[Entries taken from a collection]
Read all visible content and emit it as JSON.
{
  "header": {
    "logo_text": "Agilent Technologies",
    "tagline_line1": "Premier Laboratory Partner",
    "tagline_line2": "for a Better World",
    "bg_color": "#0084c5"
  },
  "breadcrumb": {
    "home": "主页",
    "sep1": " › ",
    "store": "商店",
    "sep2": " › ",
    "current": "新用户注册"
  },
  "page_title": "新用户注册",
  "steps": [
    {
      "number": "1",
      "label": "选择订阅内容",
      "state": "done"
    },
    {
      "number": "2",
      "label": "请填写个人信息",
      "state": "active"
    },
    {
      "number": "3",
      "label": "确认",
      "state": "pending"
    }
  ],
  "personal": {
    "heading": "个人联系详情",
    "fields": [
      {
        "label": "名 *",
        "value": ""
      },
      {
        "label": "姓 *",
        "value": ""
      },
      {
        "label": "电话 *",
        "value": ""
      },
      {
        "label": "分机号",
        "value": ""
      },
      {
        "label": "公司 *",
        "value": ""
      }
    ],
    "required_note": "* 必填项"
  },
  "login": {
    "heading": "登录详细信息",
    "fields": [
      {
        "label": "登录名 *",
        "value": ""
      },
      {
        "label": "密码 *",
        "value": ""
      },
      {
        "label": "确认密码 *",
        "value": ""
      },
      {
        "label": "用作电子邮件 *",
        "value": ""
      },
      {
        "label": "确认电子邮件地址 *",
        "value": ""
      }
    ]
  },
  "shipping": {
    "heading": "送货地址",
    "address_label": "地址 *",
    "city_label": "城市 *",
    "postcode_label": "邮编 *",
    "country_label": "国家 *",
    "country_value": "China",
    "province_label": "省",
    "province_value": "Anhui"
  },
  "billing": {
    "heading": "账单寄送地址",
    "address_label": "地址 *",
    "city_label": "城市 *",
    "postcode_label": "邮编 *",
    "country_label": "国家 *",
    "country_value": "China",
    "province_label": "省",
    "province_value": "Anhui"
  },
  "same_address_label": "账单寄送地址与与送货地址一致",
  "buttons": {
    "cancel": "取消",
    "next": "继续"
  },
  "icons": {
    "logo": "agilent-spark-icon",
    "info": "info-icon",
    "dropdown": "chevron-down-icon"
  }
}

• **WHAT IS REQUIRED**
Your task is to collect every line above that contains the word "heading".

• **TASK SOLUTION**
    "heading": "个人联系详情",
    "heading": "登录详细信息",
    "heading": "送货地址",
    "heading": "账单寄送地址",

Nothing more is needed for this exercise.